**About this task**: Pull each line holding "title" out of the entries below.

─── Materials provided ───

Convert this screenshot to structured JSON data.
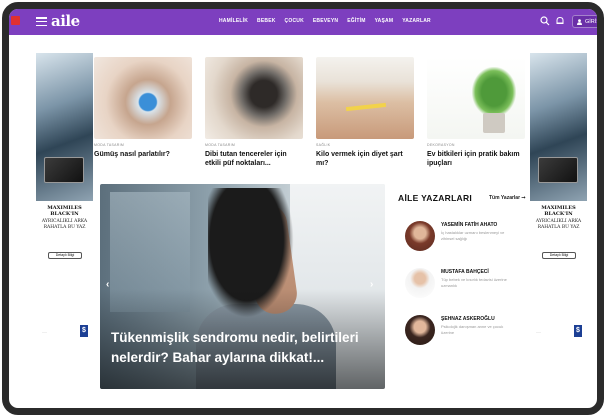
{
  "header": {
    "logo": "aile",
    "nav": [
      "HAMİLELİK",
      "BEBEK",
      "ÇOCUK",
      "EBEVEYN",
      "EĞİTİM",
      "YAŞAM",
      "YAZARLAR"
    ],
    "login_label": "GİRİŞ",
    "accent_color": "#7d3fbf"
  },
  "ads": {
    "left": {
      "title": "MAXIMILES BLACK'IN",
      "sub": "AYRICALIKLI ARKA RAHATLA BU YAZ",
      "button": "Detaylı Bilgi"
    },
    "right": {
      "title": "MAXIMILES BLACK'IN",
      "sub": "AYRICALIKLI ARKA RAHATLA BU YAZ",
      "button": "Detaylı Bilgi"
    }
  },
  "articles": [
    {
      "category": "MODA TASARIM",
      "title": "Gümüş nasıl parlatılır?"
    },
    {
      "category": "MODA TASARIM",
      "title": "Dibi tutan tencereler için etkili püf noktaları..."
    },
    {
      "category": "SAĞLIK",
      "title": "Kilo vermek için diyet şart mı?"
    },
    {
      "category": "DEKORASYON",
      "title": "Ev bitkileri için pratik bakım ipuçları"
    }
  ],
  "hero": {
    "title": "Tükenmişlik sendromu nedir, belirtileri nelerdir? Bahar aylarına dikkat!..."
  },
  "writers": {
    "title": "AİLE YAZARLARI",
    "all_label": "Tüm Yazarlar ➞",
    "items": [
      {
        "name": "YASEMİN FATİH AHATO",
        "desc": "İç hastalıklar uzmanı beslenmeyi ve zihinsel sağlığı"
      },
      {
        "name": "MUSTAFA BAHÇECİ",
        "desc": "Tüp bebek ve kısırlık tedavisi üzerine uzmanlık"
      },
      {
        "name": "ŞEHNAZ ASKEROĞLU",
        "desc": "Psikolojik danışman anne ve çocuk üzerine"
      }
    ]
  }
}
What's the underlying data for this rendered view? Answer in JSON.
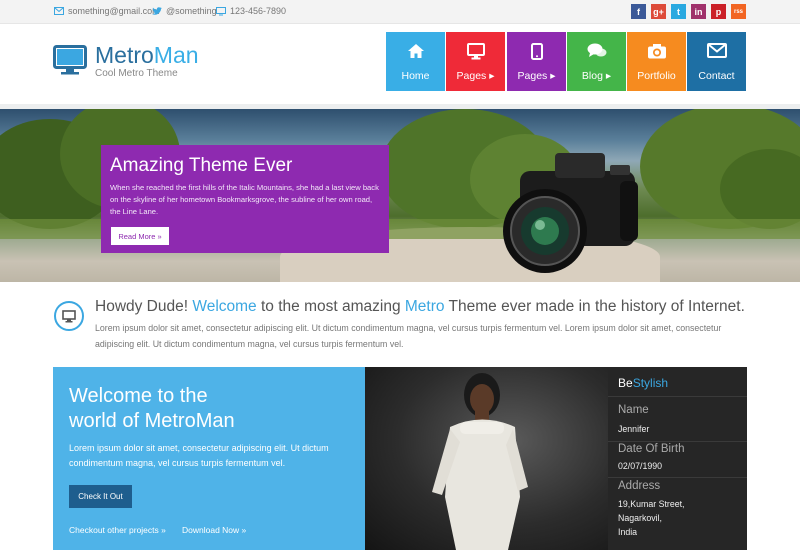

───

**Reply**:
      "title": "MAXIMILES BLACK'IN",
      "title": "MAXIMILES BLACK'IN",
      "title": "Gümüş nasıl parlatılır?"
      "title": "Dibi tutan tencereler için etkili püf noktaları..."
      "title": "Kilo vermek için diyet şart mı?"
      "title": "Ev bitkileri için pratik bakım ipuçları"
    "title": "Tükenmişlik sendromu nedir, belirtileri nelerdir? Bahar aylarına dikkat!..."
    "title": "AİLE YAZARLARI",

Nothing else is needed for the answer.